If your child plays a sport in which concussions are a possibility, make sure the team’s coach is experienced and one who discourages unsafe play. He or she should be aware of and watching for the symptoms of concussion. South Carolina has a new youth-concussion law on the books, which will be in place for the 2013-2014 school year. It requires distribution of information to players and coaches, but does not mandate concussion training for coaches or trainers.

Both parents and athletic officials should be aware of the signs and symptoms of a concussion:
* Being dazed, confused, or stunned
* Experiencing a brief loss of consciousness
* Headache
* Dizziness
* Memory loss
* Tiredness or listlessness
* Irritability or crankiness
* Changes in eating or sleep patterns
* Loss of balance or unsteady walking
* Vomiting.

Is there an app for that? Actually there are several apps to help screen athletes when a concussion is suspected. See more here: http://www.brainline.org/content/2011/07/top-4-concussion-screener-apps-for-athletes.html
If your child suffers a traumatic brain injury which should have been preventable, the Louthian Law Firm will be glad to advise you. Call 888-662-2897 or 803-454-1200.

Millions of people suffer from traumatic brain injuries (TBIs) each year, causing tens of thousands to die and many others to have their lives dramatically altered. Although these injuries can affect people in numerous ways–from physical disabilities to cognitive difficulties–recent studies have highlighted the troubling fact that traumatic brain injuries may be linked to the development of deviant, or criminal, behavior.

Facts About TBI and Criminal Behavior

While many people are aware that personality and mood changes can result from TBI, medical professionals and researchers have only recently uncovered a link between traumatic brain injuries and deviant behavior. Some facts regarding this link include:

  • Psychiatrist Dorothy Otnow Lewis found that all the death row inmates who participated in her mid-1980s study had previously sustained traumatic brain injuries
  • Numerous studies have shown that traumatic brain injuries often decrease a person’s control, causing him or her to act out or become deviant
  • Traumatic brain injuries often lead to mental disorders or problems like paranoia that can later result in violent behavior

In his 2003 article in Medical Ethics, Vol. 10, Issue 3, William J. Winslade, professor at the Institute for the Medical Humanities University of Texas Medical Branch, states that people who are the victims of traumatic brain injuries often suffer from serious consequences that can have devastating effects on both their lives and the lives of others.

Sadly, many traumatic brain injuries are the result of people’s negligent actions rather than sheer accidents. In situations such as the former, the party responsible for the injury might be held legally accountable for their actions by the victim and his or her personal injury lawyer.
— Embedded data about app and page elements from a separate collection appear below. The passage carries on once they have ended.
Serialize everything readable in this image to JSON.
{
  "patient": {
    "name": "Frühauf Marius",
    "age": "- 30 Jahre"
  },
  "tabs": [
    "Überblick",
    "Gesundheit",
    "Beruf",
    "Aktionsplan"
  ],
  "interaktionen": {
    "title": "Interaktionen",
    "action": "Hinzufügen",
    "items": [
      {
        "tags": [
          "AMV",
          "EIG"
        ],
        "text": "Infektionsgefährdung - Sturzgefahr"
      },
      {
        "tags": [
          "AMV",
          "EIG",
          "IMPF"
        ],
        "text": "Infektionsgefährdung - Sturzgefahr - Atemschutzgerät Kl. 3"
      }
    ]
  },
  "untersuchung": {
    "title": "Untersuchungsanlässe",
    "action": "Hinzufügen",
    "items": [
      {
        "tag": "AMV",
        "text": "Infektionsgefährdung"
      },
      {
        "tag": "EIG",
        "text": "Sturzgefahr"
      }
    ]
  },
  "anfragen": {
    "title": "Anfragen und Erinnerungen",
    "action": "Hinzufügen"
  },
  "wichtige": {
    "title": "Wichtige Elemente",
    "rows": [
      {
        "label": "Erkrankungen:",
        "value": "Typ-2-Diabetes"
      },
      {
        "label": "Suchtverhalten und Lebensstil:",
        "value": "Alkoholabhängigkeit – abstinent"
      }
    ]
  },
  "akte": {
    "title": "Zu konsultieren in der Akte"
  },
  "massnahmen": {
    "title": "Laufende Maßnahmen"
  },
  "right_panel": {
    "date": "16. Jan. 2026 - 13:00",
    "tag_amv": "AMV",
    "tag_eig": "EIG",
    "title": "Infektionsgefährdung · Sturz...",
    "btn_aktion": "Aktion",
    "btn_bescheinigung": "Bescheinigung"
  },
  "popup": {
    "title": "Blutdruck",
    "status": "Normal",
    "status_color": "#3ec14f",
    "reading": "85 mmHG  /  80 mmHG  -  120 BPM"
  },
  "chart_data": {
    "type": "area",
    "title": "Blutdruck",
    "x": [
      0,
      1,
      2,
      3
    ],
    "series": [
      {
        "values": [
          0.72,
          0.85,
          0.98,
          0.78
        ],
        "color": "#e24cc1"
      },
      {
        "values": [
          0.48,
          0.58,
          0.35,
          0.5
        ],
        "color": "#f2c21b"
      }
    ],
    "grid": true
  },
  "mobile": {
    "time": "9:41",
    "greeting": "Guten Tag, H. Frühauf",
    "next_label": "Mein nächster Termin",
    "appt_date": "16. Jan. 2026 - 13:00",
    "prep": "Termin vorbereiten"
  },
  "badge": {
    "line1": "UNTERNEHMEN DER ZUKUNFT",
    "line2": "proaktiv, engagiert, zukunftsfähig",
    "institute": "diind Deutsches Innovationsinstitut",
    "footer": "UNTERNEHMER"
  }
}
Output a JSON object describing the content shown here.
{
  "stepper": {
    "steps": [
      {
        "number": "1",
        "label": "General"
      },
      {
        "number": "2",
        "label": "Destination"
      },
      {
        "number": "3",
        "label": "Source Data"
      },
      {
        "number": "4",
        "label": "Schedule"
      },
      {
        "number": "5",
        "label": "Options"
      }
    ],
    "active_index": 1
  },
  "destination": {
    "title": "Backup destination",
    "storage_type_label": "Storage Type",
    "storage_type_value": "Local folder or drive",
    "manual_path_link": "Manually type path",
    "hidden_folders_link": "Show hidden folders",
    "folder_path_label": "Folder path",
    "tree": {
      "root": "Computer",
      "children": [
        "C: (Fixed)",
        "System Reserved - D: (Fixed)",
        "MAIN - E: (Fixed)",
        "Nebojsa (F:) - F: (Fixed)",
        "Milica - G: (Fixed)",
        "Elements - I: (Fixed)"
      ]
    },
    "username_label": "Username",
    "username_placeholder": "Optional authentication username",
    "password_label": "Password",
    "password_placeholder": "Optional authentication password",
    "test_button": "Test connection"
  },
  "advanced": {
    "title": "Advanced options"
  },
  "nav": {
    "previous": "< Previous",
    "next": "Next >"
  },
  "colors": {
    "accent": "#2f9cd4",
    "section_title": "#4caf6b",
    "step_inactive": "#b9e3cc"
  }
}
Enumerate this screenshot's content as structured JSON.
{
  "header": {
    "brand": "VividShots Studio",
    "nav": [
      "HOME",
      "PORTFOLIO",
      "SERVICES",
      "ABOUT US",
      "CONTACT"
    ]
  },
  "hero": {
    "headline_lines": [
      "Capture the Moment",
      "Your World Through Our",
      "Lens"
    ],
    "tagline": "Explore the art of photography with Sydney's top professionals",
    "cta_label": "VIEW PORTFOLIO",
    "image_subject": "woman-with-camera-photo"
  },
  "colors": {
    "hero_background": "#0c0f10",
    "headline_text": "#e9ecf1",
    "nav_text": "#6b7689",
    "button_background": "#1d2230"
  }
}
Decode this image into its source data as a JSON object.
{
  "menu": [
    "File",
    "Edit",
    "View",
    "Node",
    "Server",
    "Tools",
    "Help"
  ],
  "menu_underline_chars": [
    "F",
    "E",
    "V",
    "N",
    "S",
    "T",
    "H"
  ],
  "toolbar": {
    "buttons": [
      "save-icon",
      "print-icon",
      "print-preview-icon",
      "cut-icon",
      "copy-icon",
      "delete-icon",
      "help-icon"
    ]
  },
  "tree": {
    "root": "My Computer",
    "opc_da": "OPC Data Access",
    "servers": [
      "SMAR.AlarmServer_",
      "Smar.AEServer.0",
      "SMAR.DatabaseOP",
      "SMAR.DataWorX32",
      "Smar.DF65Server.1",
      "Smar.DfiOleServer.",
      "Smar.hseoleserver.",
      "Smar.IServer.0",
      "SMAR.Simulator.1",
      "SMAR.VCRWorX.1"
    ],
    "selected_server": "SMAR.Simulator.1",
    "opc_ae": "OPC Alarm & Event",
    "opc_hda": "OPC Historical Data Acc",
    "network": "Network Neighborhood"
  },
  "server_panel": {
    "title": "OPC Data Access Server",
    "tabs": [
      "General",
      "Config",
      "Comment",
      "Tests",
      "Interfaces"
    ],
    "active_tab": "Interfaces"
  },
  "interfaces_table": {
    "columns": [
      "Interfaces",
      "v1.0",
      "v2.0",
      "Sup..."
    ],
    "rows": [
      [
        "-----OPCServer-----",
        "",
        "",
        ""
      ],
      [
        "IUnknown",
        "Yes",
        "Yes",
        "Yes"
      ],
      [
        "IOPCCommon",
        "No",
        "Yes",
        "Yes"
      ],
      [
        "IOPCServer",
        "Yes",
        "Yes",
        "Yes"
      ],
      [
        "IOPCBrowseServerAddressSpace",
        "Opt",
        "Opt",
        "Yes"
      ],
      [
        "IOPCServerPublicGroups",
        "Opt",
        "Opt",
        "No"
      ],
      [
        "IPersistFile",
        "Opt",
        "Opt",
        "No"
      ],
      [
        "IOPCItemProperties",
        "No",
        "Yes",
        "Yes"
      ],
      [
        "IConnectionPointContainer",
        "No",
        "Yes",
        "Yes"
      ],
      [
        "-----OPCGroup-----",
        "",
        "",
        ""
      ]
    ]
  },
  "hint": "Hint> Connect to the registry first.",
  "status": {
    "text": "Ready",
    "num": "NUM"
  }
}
Whether a person who has been the victim of a traumatic brain injury has become violent in the wake of his or her injury or has suffered other effects, the victim and his or her family should not have to bear the burden of the TBI alone.

Victims of traumatic brain injuries will often develop epilepsy later in life. Researchers are trying to determine why this is the case and if anything can be done to prevent this development of epilepsy. One of the efforts involves trying to determine if seizure medications will work to prevent the development of epilepsy.

Victims of traumatic brain injuries often develop symptoms months or even years after their injuries. These symptoms may include symptoms such as memory loss and attention deficit as opposed to loss of motor skills.

Physicians are finding that many veterans are developing epilepsy as a result of head trauma experienced in battle.

If you or a loved one has suffered a traumatic brain injury, please contact a South Carolina brain injury lawyer at the Louthian Law Firm for a free consultation.